__What you should do__:
Your answer should consist of the lines in the data below that contain "JSON".

Dataset rows describing interfaces
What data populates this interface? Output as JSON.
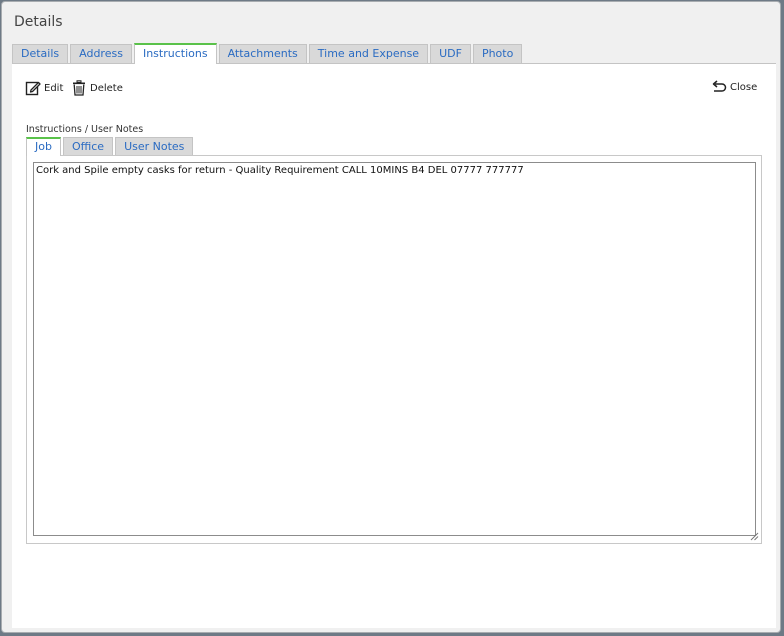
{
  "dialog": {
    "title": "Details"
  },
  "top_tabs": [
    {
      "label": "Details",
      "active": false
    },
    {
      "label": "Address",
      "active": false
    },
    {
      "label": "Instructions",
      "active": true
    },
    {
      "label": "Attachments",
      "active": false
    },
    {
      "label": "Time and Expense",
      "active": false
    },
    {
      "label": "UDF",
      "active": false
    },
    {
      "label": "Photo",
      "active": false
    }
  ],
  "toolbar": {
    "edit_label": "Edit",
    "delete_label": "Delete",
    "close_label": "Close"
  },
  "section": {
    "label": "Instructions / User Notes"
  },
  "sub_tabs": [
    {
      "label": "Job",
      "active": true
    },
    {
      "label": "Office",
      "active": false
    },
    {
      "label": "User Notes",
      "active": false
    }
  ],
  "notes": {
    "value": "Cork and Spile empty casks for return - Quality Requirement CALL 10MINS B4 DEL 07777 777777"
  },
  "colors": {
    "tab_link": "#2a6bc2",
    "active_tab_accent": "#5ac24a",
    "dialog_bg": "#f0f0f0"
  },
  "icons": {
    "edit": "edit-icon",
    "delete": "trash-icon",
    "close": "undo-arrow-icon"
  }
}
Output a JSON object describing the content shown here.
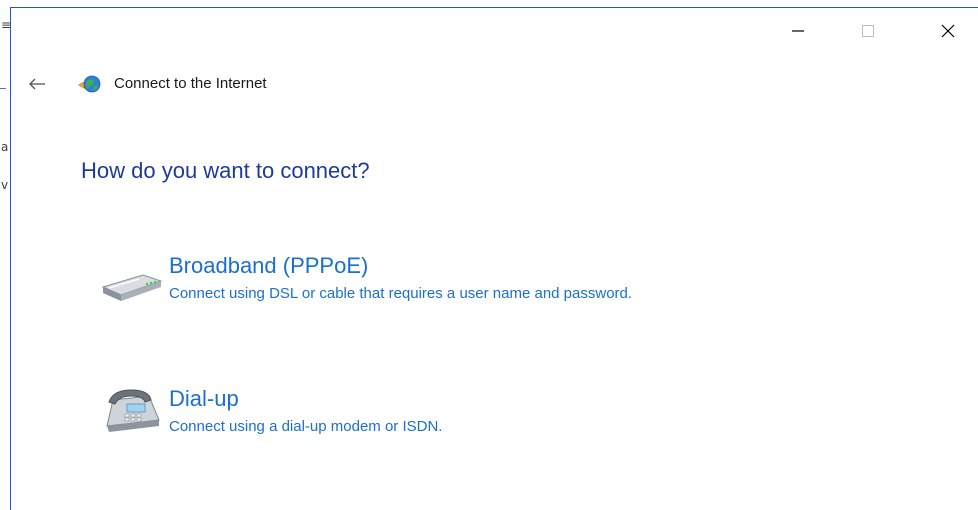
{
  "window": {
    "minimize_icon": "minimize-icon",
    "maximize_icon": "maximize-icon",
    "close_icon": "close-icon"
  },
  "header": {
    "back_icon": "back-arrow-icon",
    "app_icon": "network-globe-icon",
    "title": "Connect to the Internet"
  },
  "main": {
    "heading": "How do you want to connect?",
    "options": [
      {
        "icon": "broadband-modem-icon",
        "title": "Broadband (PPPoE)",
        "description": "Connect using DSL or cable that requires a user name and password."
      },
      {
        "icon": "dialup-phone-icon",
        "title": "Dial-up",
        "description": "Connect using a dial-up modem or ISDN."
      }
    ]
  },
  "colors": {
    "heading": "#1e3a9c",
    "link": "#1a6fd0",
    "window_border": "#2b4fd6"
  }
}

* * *

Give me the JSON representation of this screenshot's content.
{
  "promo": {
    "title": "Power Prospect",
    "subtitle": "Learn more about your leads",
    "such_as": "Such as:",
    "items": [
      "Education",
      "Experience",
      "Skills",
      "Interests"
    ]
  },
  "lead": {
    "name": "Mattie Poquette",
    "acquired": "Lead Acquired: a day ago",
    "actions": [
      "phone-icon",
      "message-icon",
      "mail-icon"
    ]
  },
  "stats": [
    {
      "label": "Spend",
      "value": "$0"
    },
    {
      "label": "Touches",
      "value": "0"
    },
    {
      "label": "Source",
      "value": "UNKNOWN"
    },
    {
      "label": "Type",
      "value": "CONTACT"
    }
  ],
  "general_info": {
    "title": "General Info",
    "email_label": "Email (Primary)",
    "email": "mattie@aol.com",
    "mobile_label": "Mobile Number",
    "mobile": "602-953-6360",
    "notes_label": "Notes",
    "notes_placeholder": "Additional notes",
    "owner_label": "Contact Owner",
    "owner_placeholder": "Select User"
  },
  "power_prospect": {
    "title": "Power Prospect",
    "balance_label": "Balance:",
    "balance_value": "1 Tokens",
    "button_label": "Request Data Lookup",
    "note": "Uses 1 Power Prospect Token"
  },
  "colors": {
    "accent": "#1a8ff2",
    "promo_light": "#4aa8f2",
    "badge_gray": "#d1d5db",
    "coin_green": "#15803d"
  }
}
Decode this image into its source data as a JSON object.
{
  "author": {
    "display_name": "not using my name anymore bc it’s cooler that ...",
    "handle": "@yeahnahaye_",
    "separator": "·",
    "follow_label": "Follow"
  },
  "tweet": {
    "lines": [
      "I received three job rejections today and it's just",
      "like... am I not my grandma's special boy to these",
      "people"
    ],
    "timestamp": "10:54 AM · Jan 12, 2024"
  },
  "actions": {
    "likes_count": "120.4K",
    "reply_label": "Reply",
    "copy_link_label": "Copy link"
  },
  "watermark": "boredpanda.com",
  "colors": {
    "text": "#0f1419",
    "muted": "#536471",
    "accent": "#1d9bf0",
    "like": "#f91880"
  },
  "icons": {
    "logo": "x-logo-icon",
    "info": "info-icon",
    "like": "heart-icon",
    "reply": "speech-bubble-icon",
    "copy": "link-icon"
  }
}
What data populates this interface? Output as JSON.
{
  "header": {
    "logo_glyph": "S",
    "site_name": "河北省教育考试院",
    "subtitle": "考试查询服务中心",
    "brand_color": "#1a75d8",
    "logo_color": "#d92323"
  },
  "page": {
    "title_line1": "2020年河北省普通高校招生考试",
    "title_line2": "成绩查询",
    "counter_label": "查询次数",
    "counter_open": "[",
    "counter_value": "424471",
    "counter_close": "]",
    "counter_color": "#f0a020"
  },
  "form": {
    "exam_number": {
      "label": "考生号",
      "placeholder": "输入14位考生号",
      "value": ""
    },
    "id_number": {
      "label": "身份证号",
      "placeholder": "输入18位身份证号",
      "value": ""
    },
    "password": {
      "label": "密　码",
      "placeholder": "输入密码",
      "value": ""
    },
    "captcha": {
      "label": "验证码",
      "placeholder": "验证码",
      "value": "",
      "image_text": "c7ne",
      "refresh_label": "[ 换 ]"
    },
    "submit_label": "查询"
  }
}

__Response area__:
What data populates this interface? Output as JSON.
Output a JSON object describing the content shown here.
Give me the JSON representation of this screenshot's content.
Decode this image into its source data as a JSON object.
What data populates this interface? Output as JSON.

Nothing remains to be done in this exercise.